The authors would like to thank the Directors and leadership of their respective Institutes and Centers for their support and guidance through the creation of this document, the staff and contractors at the Eunice Kennedy Shriver National Institute of Child Health and Human Development for their support of the development of this plan and the conduct of the public meetings associated with it, the National Advisory Board for Medical Rehabilitation Research for their advice and counsel, and to the public advocates and individuals with disability who provided critical feedback and representation of their stakeholder groups.
NIH Medical Rehabilitation Coordinating Committee: Ann O’Mara, PhD, RN, MPH1, Julia H. Rowland, PhD1, Thomas N. Greenwell, PhD2, Cheri L. Wiggs, PhD2, Jerome Fleg, MD3, Lyndon Joseph, PhD4, Joan McGowan, PhD5, James S. Panagis, MD, MPH5, Charles Washabaugh, PhD5, Grace C.Y. Peng, PhD6, Rosalina Bray7, Alison N. Cernich, PhD7, Theresa H. Cruz, PhD7, Sue Marden, PhD7, Mary Ellen Michel, PhD7, Ralph Nitkin, PhD7, Louis Quatrano, PhD7, Catherine Y. Spong, MD7, Lana Shekim, PhD8, Teresa L. Z. Jones, MD9, Denise Juliano-Bult, MSW10, David M. Panchinson, PhD10, Daofen Chen, PhD11, Lyn Jakeman, PhD11, Ann Knebel, PhD, RN, FAAN12, Lois A. Tully, PhD12, Leighton Chan, MD, MPH13, Diane Damiano, PhD, PT13, Biao Tian, PhD14, Pamela McInnes, DDS, MSc15, Partap Khalsa, DC, PhD16, Eve Reider, PhD16, David Shurtleff, PhD16, William Elwood, PhD17,18, Rachel Ballard, MD, MPH19, Abby G. Ershow, ScD, RD, FAHA20, Lisa Begg DrPH, RN21.

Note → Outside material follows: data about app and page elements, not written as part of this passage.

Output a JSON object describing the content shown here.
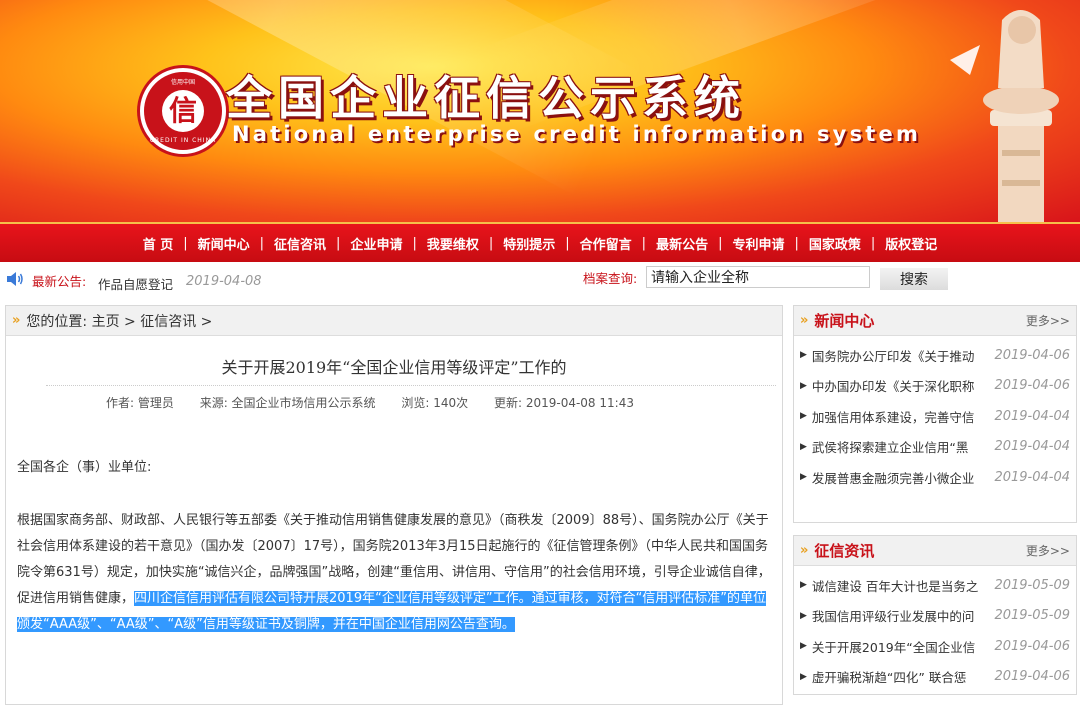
{
  "header": {
    "title": "全国企业征信公示系统",
    "subtitle": "National enterprise credit information system",
    "logo_char": "信",
    "logo_ring_top": "信用中国",
    "logo_ring_bottom": "CREDIT IN CHINA"
  },
  "nav": {
    "items": [
      "首 页",
      "新闻中心",
      "征信咨讯",
      "企业申请",
      "我要维权",
      "特别提示",
      "合作留言",
      "最新公告",
      "专利申请",
      "国家政策",
      "版权登记"
    ]
  },
  "bulletin": {
    "label": "最新公告:",
    "text": "作品自愿登记",
    "date": "2019-04-08",
    "search_label": "档案查询:",
    "search_value": "请输入企业全称",
    "search_button": "搜索"
  },
  "breadcrumb": {
    "text": "您的位置: 主页 > 征信咨讯 >"
  },
  "article": {
    "title": "关于开展2019年“全国企业信用等级评定”工作的",
    "author": "作者: 管理员",
    "source": "来源: 全国企业市场信用公示系统",
    "views": "浏览: 140次",
    "updated": "更新: 2019-04-08 11:43",
    "greeting": "全国各企（事）业单位:",
    "para_normal": "根据国家商务部、财政部、人民银行等五部委《关于推动信用销售健康发展的意见》（商秩发〔2009〕88号）、国务院办公厅《关于社会信用体系建设的若干意见》（国办发〔2007〕17号），国务院2013年3月15日起施行的《征信管理条例》（中华人民共和国国务院令第631号）规定，加快实施“诚信兴企，品牌强国”战略，创建“重信用、讲信用、守信用”的社会信用环境，引导企业诚信自律，促进信用销售健康，",
    "para_highlight": "四川企信信用评估有限公司特开展2019年“企业信用等级评定”工作。通过审核，对符合“信用评估标准”的单位颁发“AAA级”、“AA级”、“A级”信用等级证书及铜牌，并在中国企业信用网公告查询。"
  },
  "news_center": {
    "title": "新闻中心",
    "more": "更多>>",
    "items": [
      {
        "title": "国务院办公厅印发《关于推动",
        "date": "2019-04-06"
      },
      {
        "title": "中办国办印发《关于深化职称",
        "date": "2019-04-06"
      },
      {
        "title": "加强信用体系建设，完善守信",
        "date": "2019-04-04"
      },
      {
        "title": "武侯将探索建立企业信用“黑",
        "date": "2019-04-04"
      },
      {
        "title": "发展普惠金融须完善小微企业",
        "date": "2019-04-04"
      }
    ]
  },
  "credit_news": {
    "title": "征信资讯",
    "more": "更多>>",
    "items": [
      {
        "title": "诚信建设 百年大计也是当务之",
        "date": "2019-05-09"
      },
      {
        "title": "我国信用评级行业发展中的问",
        "date": "2019-05-09"
      },
      {
        "title": "关于开展2019年“全国企业信",
        "date": "2019-04-06"
      },
      {
        "title": "虚开骗税渐趋“四化” 联合惩",
        "date": "2019-04-06"
      }
    ]
  },
  "colors": {
    "brand_red": "#c8121a",
    "highlight": "#3399ff"
  }
}
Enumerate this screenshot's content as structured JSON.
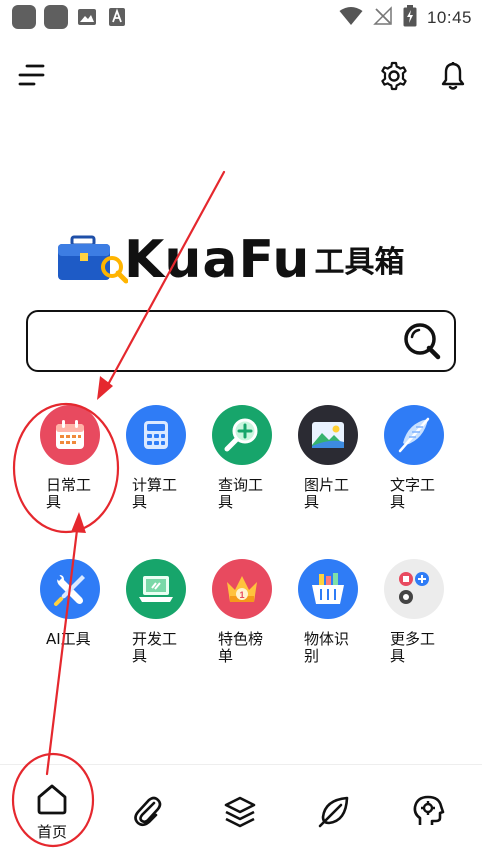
{
  "status_bar": {
    "time": "10:45",
    "left_icons": [
      "app-icon",
      "app-icon",
      "image-icon",
      "font-icon"
    ],
    "right_icons": [
      "wifi-icon",
      "no-signal-icon",
      "battery-charging-icon"
    ]
  },
  "header": {
    "menu_icon": "menu-icon",
    "settings_icon": "gear-icon",
    "notification_icon": "bell-icon"
  },
  "logo": {
    "brand": "KuaFu",
    "suffix": "工具箱"
  },
  "search": {
    "placeholder": "",
    "value": "",
    "icon": "search-icon"
  },
  "tools": [
    {
      "label": "日常工具",
      "icon": "calendar-icon",
      "color": "#e84a5f"
    },
    {
      "label": "计算工具",
      "icon": "calculator-icon",
      "color": "#2f7cf6"
    },
    {
      "label": "查询工具",
      "icon": "magnifier-plus-icon",
      "color": "#17a56b"
    },
    {
      "label": "图片工具",
      "icon": "picture-icon",
      "color": "#2b2b33"
    },
    {
      "label": "文字工具",
      "icon": "feather-icon",
      "color": "#2f7cf6"
    },
    {
      "label": "AI工具",
      "icon": "wrench-screwdriver-icon",
      "color": "#2f7cf6"
    },
    {
      "label": "开发工具",
      "icon": "laptop-icon",
      "color": "#17a56b"
    },
    {
      "label": "特色榜单",
      "icon": "crown-icon",
      "color": "#e84a5f"
    },
    {
      "label": "物体识别",
      "icon": "basket-icon",
      "color": "#2f7cf6"
    },
    {
      "label": "更多工具",
      "icon": "more-apps-icon",
      "color": "#ececec"
    }
  ],
  "bottom_nav": [
    {
      "label": "首页",
      "icon": "home-icon"
    },
    {
      "label": "",
      "icon": "paperclip-icon"
    },
    {
      "label": "",
      "icon": "layers-icon"
    },
    {
      "label": "",
      "icon": "leaf-icon"
    },
    {
      "label": "",
      "icon": "brain-gear-icon"
    }
  ],
  "annotation_color": "#e5282e"
}
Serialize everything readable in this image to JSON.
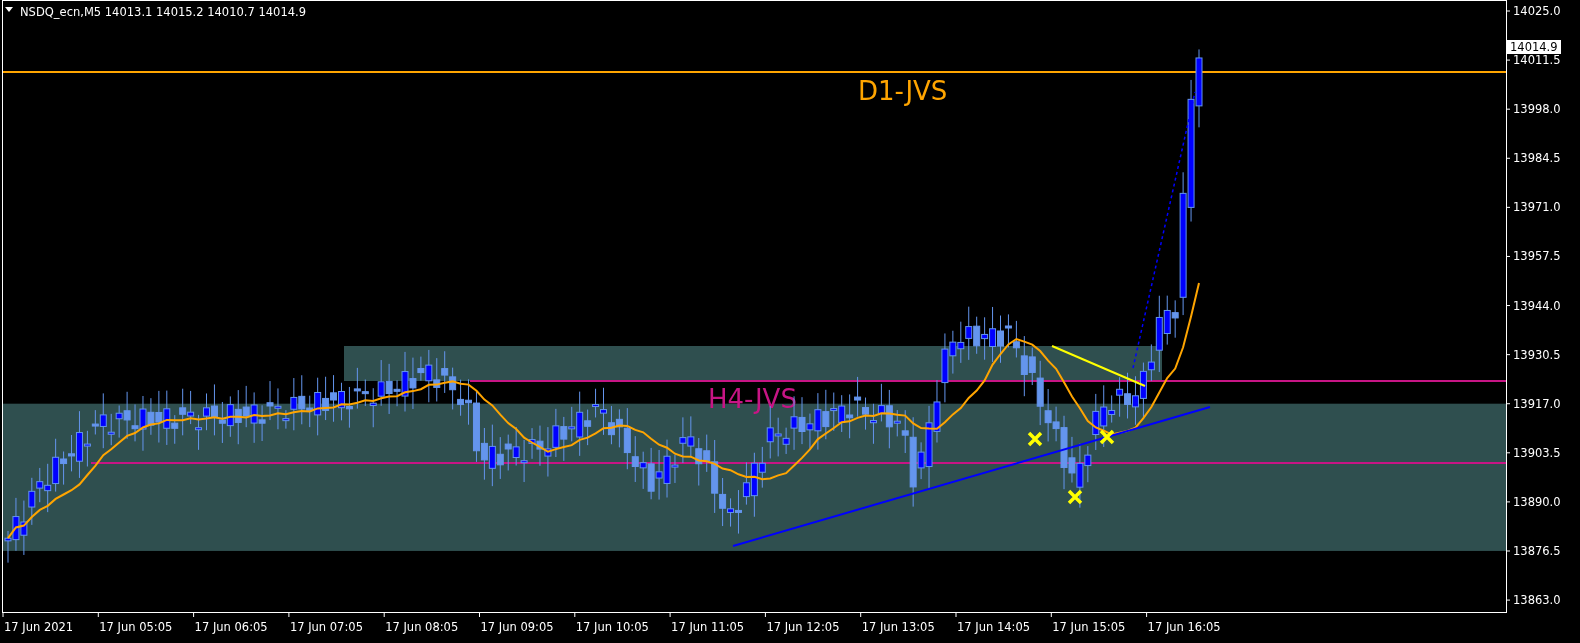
{
  "header": {
    "symbol": "NSDQ_ecn,M5",
    "ohlc": [
      "14013.1",
      "14015.2",
      "14010.7",
      "14014.9"
    ]
  },
  "levels": [
    {
      "label": "D1-JVS",
      "color": "#ffa500"
    },
    {
      "label": "H4-JVS",
      "color": "#c71585"
    }
  ],
  "price_axis": {
    "labels": [
      "14025.0",
      "14011.5",
      "13998.0",
      "13984.5",
      "13971.0",
      "13957.5",
      "13944.0",
      "13930.5",
      "13917.0",
      "13903.5",
      "13890.0",
      "13876.5",
      "13863.0"
    ],
    "current_price": "14014.9"
  },
  "time_axis": {
    "labels": [
      "17 Jun 2021",
      "17 Jun 05:05",
      "17 Jun 06:05",
      "17 Jun 07:05",
      "17 Jun 08:05",
      "17 Jun 09:05",
      "17 Jun 10:05",
      "17 Jun 11:05",
      "17 Jun 12:05",
      "17 Jun 13:05",
      "17 Jun 14:05",
      "17 Jun 15:05",
      "17 Jun 16:05"
    ]
  }
}
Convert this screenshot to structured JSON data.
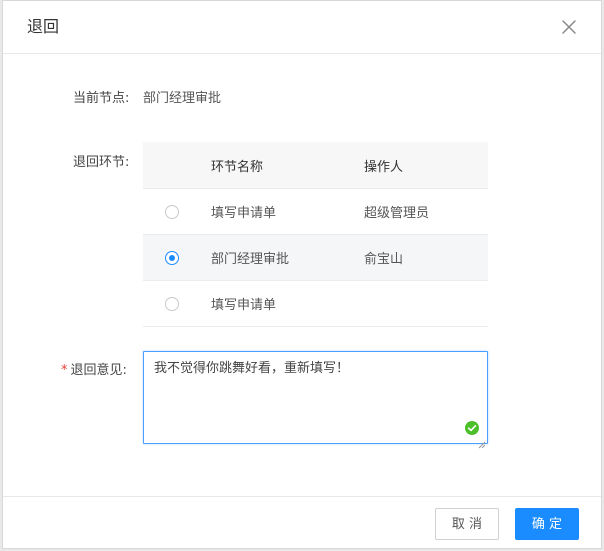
{
  "dialog": {
    "title": "退回"
  },
  "current_node": {
    "label": "当前节点:",
    "value": "部门经理审批"
  },
  "return_step": {
    "label": "退回环节:",
    "columns": [
      "环节名称",
      "操作人"
    ],
    "rows": [
      {
        "name": "填写申请单",
        "operator": "超级管理员",
        "selected": false
      },
      {
        "name": "部门经理审批",
        "operator": "俞宝山",
        "selected": true
      },
      {
        "name": "填写申请单",
        "operator": "",
        "selected": false
      }
    ]
  },
  "opinion": {
    "required_mark": "*",
    "label": "退回意见:",
    "value": "我不觉得你跳舞好看，重新填写！"
  },
  "footer": {
    "cancel_label": "取 消",
    "ok_label": "确 定"
  },
  "colors": {
    "primary": "#1a8cff",
    "valid": "#4cbf2a",
    "required": "#e5403a"
  }
}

Affiliations: 1National Cancer Institute (NCI), 2National Eye Institute (NEI), 3National Heart, Lung, and Blood Institute (NHLBI), 4National Institute on Aging (NIA), 5National Institute of Arthritis and Musculoskeletal and Skin Diseases (NIAMS), 6National Institute of Biomedical Imaging and Bioengineering (NIBIB), 7Eunice Kennedy Shriver National Institute of Child Health and Human Development (NICHD), 8National Institute on Deafness and Other Communication Disorders (NIDCD), 9National Institute of Diabetes and Digestive and Kidney Diseases (NIDDK), 10National Institute of Mental Health (NIMH), 11National Institute of Neurological Disorders and Stroke (NINDS), 12National Institute of Nursing Research (NINR), 13NIH Clinical Center (CC), 14Center for Scientific Review (CSR), 15National Center for Advancing Translational Sciences (NCATS), 16National Center for Complementary and Integrative Health (NCCIH), 17Offices of the Director, Division of Program Coordination, Planning, and Strategic Initiatives (DPCPSI), 18Office of Behavioral and Social Sciences Research (OBSSR), 19Office of Disease Prevention (ODP), 20Office of Dietary Supplements (ODS), 21Office of Research on Women’s Health (ORWH)—all in Bethesda, MD.